For one thing, Shlaes dispassionately observes, the former Secretary of the Navy and governor of New York State was a natural leader. He broadcast, in every sense, an aura of confidence in the midst of a flailing economy and the imminent disintegration of Western Europe. “Where Hoover had been brusque,” the author points out, “Roosevelt inspired.” His advisers were astonished at the power of FDR’s “fireside chats” heard in every city and village via radio. “Roosevelt was inventing a new kind of public speaking. Shouting and superlatives were not so necessary now that there was a microphone.”
But there was “one additional, and very powerful, bonus” for Roosevelt in 1940. Even his GOP opponent, Wendell Willkie, acknowledged that it hardly mattered that one in ten men were still jobless, because a war “would hand Roosevelt the thing he had always lacked—a chance, quite literally, to provide jobs for the unemployed. Roosevelt hadn’t known what do to do with the extra people in 1938, but now he did; he would make them into soldiers.”
The Forgotten Man laid out its case with admirable clarity. Even FDR’s most fervent apologists could appreciate its narrative drive, vigorous prose and brief, relevant citations. Yet Shlaes and her publishers obviously felt that the clothbound and paperback versions were out of step with today’s young literary consumers.

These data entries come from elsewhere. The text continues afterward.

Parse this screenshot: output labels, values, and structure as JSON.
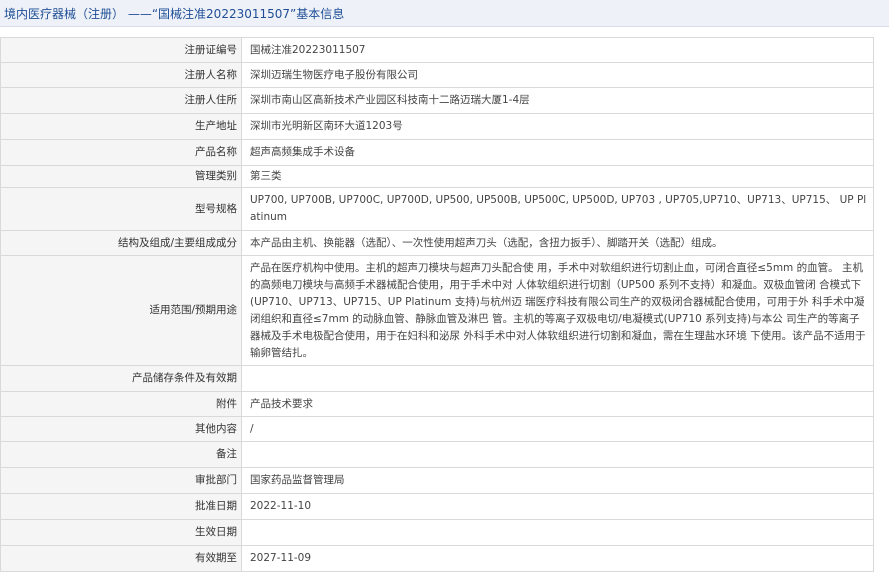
{
  "header": {
    "prefix": "境内医疗器械（注册） ——",
    "title": "“国械注准20223011507”基本信息"
  },
  "rows": [
    {
      "label": "注册证编号",
      "value": "国械注准20223011507"
    },
    {
      "label": "注册人名称",
      "value": "深圳迈瑞生物医疗电子股份有限公司"
    },
    {
      "label": "注册人住所",
      "value": "深圳市南山区高新技术产业园区科技南十二路迈瑞大厦1-4层"
    },
    {
      "label": "生产地址",
      "value": "深圳市光明新区南环大道1203号"
    },
    {
      "label": "产品名称",
      "value": "超声高频集成手术设备"
    },
    {
      "label": "管理类别",
      "value": "第三类"
    },
    {
      "label": "型号规格",
      "value": "UP700, UP700B, UP700C, UP700D, UP500, UP500B, UP500C, UP500D, UP703 , UP705,UP710、UP713、UP715、 UP Platinum"
    },
    {
      "label": "结构及组成/主要组成成分",
      "value": "本产品由主机、换能器（选配）、一次性使用超声刀头（选配，含扭力扳手）、脚踏开关（选配）组成。"
    },
    {
      "label": "适用范围/预期用途",
      "value": "产品在医疗机构中使用。主机的超声刀模块与超声刀头配合使 用，手术中对软组织进行切割止血，可闭合直径≤5mm 的血管。 主机的高频电刀模块与高频手术器械配合使用，用于手术中对 人体软组织进行切割（UP500 系列不支持）和凝血。双极血管闭 合模式下(UP710、UP713、UP715、UP Platinum 支持)与杭州迈 瑞医疗科技有限公司生产的双极闭合器械配合使用，可用于外 科手术中凝闭组织和直径≤7mm 的动脉血管、静脉血管及淋巴 管。主机的等离子双极电切/电凝模式(UP710 系列支持)与本公 司生产的等离子器械及手术电极配合使用，用于在妇科和泌尿 外科手术中对人体软组织进行切割和凝血，需在生理盐水环境 下使用。该产品不适用于输卵管结扎。"
    },
    {
      "label": "产品储存条件及有效期",
      "value": ""
    },
    {
      "label": "附件",
      "value": "产品技术要求"
    },
    {
      "label": "其他内容",
      "value": "/"
    },
    {
      "label": "备注",
      "value": ""
    },
    {
      "label": "审批部门",
      "value": "国家药品监督管理局"
    },
    {
      "label": "批准日期",
      "value": "2022-11-10"
    },
    {
      "label": "生效日期",
      "value": ""
    },
    {
      "label": "有效期至",
      "value": "2027-11-09"
    }
  ]
}
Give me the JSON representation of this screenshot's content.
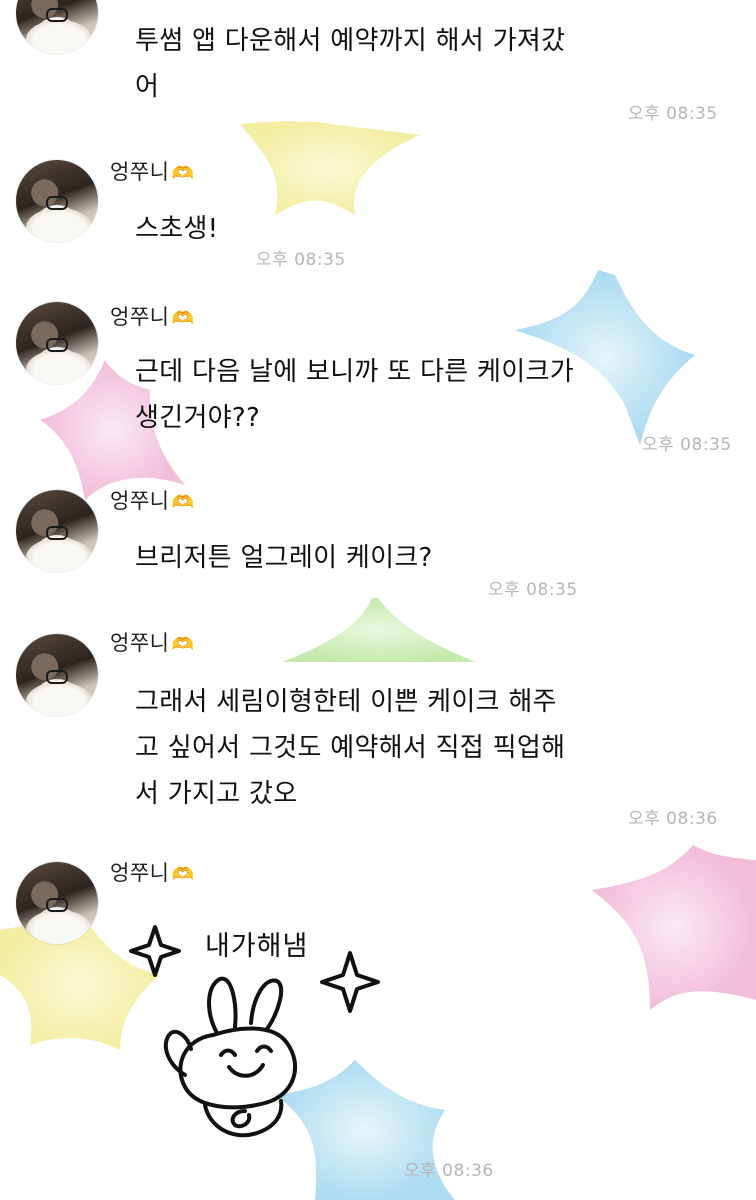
{
  "messages": [
    {
      "lines": [
        "투썸 앱 다운해서 예약까지 해서 가져갔",
        "어"
      ],
      "time": "오후 08:35"
    },
    {
      "sender": "엉쭈니",
      "lines": [
        "스초생!"
      ],
      "time": "오후 08:35"
    },
    {
      "sender": "엉쭈니",
      "lines": [
        "근데 다음 날에 보니까 또 다른 케이크가",
        "생긴거야??"
      ],
      "time": "오후 08:35"
    },
    {
      "sender": "엉쭈니",
      "lines": [
        "브리저튼 얼그레이 케이크?"
      ],
      "time": "오후 08:35"
    },
    {
      "sender": "엉쭈니",
      "lines": [
        "그래서 세림이형한테 이쁜 케이크 해주",
        "고 싶어서 그것도 예약해서 직접 픽업해",
        "서 가지고 갔오"
      ],
      "time": "오후 08:36"
    },
    {
      "sender": "엉쭈니",
      "emoticon_text": "내가해냄",
      "time": "오후 08:36"
    }
  ],
  "sender_heart": "🫶",
  "colors": {
    "star_yellow": "#f7f3a6",
    "star_blue": "#a9dcf0",
    "star_pink": "#f3b9d8",
    "star_green": "#c6ecb0",
    "time_gray": "#b6b6b6"
  }
}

Accordingly, they now offer a third edition—a rendering in the style of a graphic novel, illustrated by Paul Riuoche and “adapted” (read simplified) by Chuck Dixon.
This time out, Willkie turns from candidate to narrator, telling the story of the Great Depression from the liberal Republican point of view. Riuoche is a master of cartoon portraiture, and an indelible cast of characters pass in review, ranging from Presidents Coolidge, Hoover and Roosevelt to Oliver Wendell Holmes and Father Divine. Moreover he opens up the narrative with imaginative long shots and close-ups in the style of a documentary film.
But to what end? Fans of illustrated fiction a la Will Eisner & Co. have made the Graphic Edition of The Forgotten Man an Amazon bestseller. Yet these readers are unlikely to move on to the writing that inspired the pictures—or to most other scrupulous examinations of 1930’s America. This adult comic book is, at best, a brisk paraphrase of a nuanced and closely reasoned argument. Complete with sketches and mini-bios of the principal players, it recalls the Cliff Notes and Classic Comics versions of Les Miserables—entertaining, vivid, but not the real thing. Alas, in a post-print age, it may be a harbinger of all the non-fiction, non-books to come.